Uganda as coffee producer can’t ignore climate change

Wednesday October 14 2015

Farmers in Kyazanga, Lwengo District discuss

Farmers in Kyazanga, Lwengo District discuss coffee production on their farm. Uganda could lose the coffee crop if it does not mitigate climate change effects. Photo by Michael J. Ssali 

By Michael J. Ssali

By the time of writing this column late last week, most of Masaka sub-region had not yet received the heavy rains that normally start at the beginning of September.
Weekly short showers lasting about two or three minutes are what the region has so far got for rainfall.

Masaka is one of Uganda’s most important coffee producing districts and the farmers are worried that the rain shortage will compromise the crop quality of the entire November/December harvest. Media reports from the other coffee growing regions of the country do not sound any different.
Our leaders have in the recent years been emphasising the importance of coffee production to our economy. We have seen distribution of potted coffee seedlings to peasant farmers for planting becoming common practice, never mind even if it has often resembled voter bribery.

Value of coffee to Uganda’s economy
Coffee accounts for between 20 and 30 per cent of our foreign exchange earnings and it provides direct or indirect employment to over five million people in the country.
However, on May 28, Alessandro Craparo, a research fellow, International Institute of Tropical Agriculture, University of the Witwatersrand, Johannesburg, came up with the warning: “Coffee lovers beware, climate change may affect your brew. We have known for some time that coffee is a climate-sensitive crop. Now we have the first global evidence that increasing minimum, or night-time, temperatures are having the hardest impact on your daily brew.
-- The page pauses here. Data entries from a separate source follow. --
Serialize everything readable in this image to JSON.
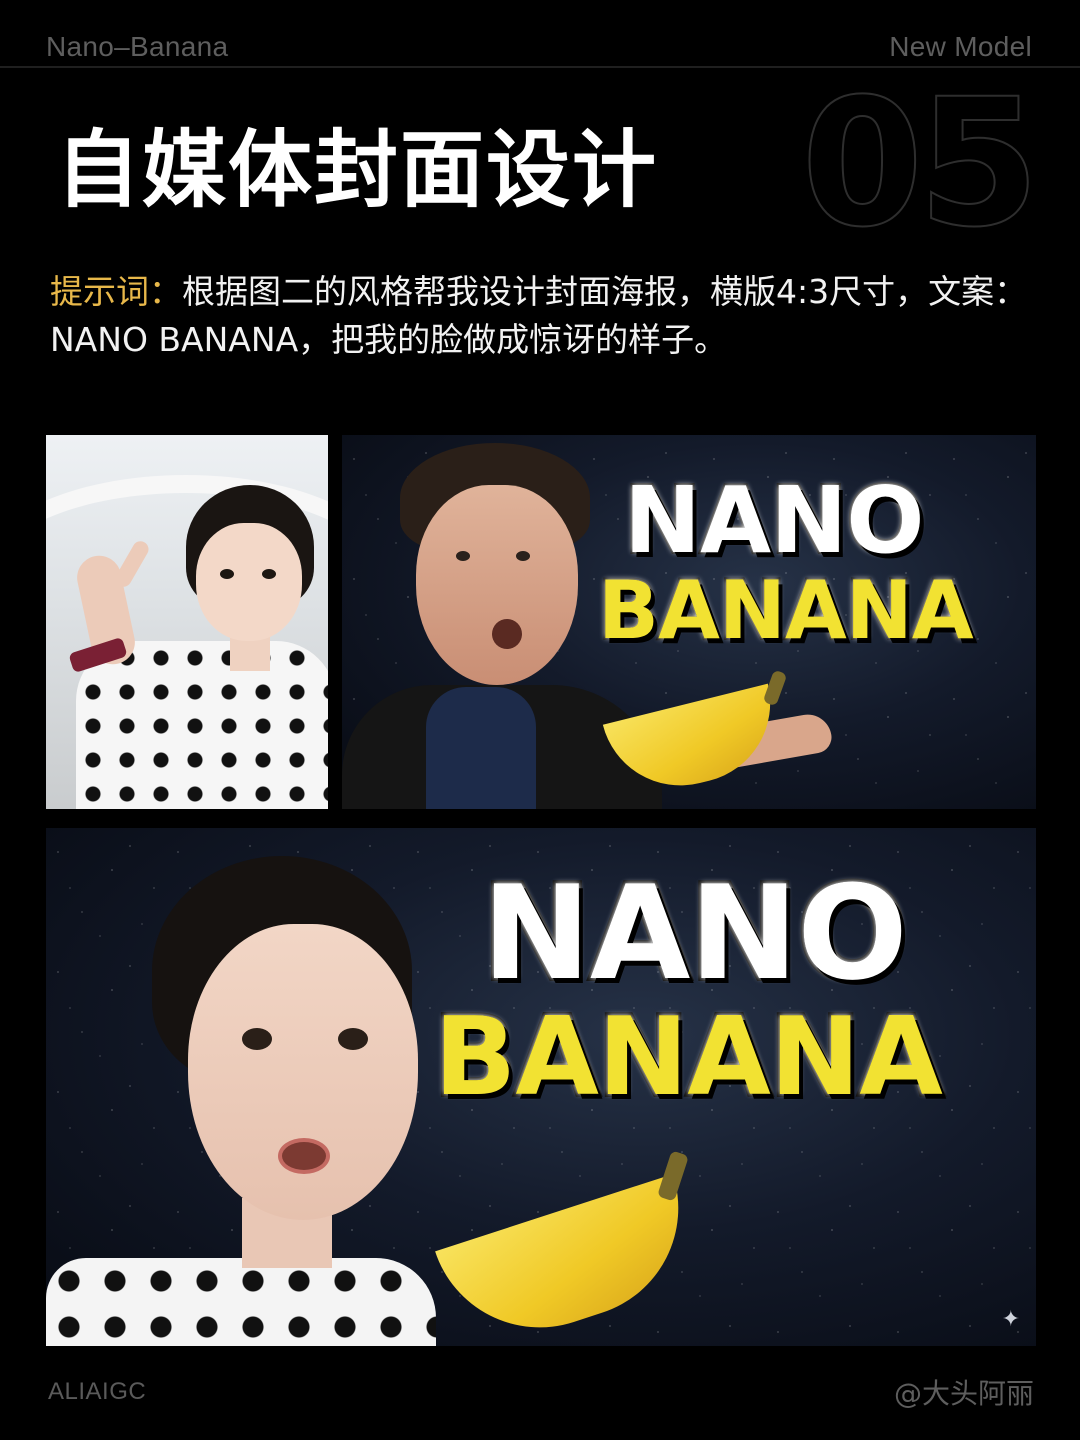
{
  "header": {
    "left_text": "Nano–Banana",
    "right_text": "New Model"
  },
  "section_number": "05",
  "title": "自媒体封面设计",
  "prompt": {
    "label": "提示词：",
    "text": "根据图二的风格帮我设计封面海报，横版4:3尺寸，文案：NANO BANANA，把我的脸做成惊讶的样子。"
  },
  "images": {
    "style_thumbnail": {
      "line1": "NANO",
      "line2": "BANANA"
    },
    "generated_cover": {
      "line1": "NANO",
      "line2": "BANANA"
    }
  },
  "footer": {
    "left_text": "ALIAIGC",
    "right_text": "@大头阿丽"
  },
  "colors": {
    "background": "#000000",
    "prompt_label": "#e8b84a",
    "banana_yellow": "#f2e232"
  }
}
A warmer world with soaring day time temperatures has been linked to the decline of many plant and animal species. Unless climate change is mitigated, or farmers find ways to adapt, the future for many crops including coffee looks bleak.”
Coffee is said to be the world’s second most traded commodity after oil. Uganda which recently discovered oil is Africa’s biggest coffee producer after Ethiopia and 10th in the world.
So given our expected revenue from oil, why not plan serious investment in climate mitigation measures such as laying water pipes from our natural water sources to the coffee growing regions and the other parts of the country thriving on rain fed agriculture?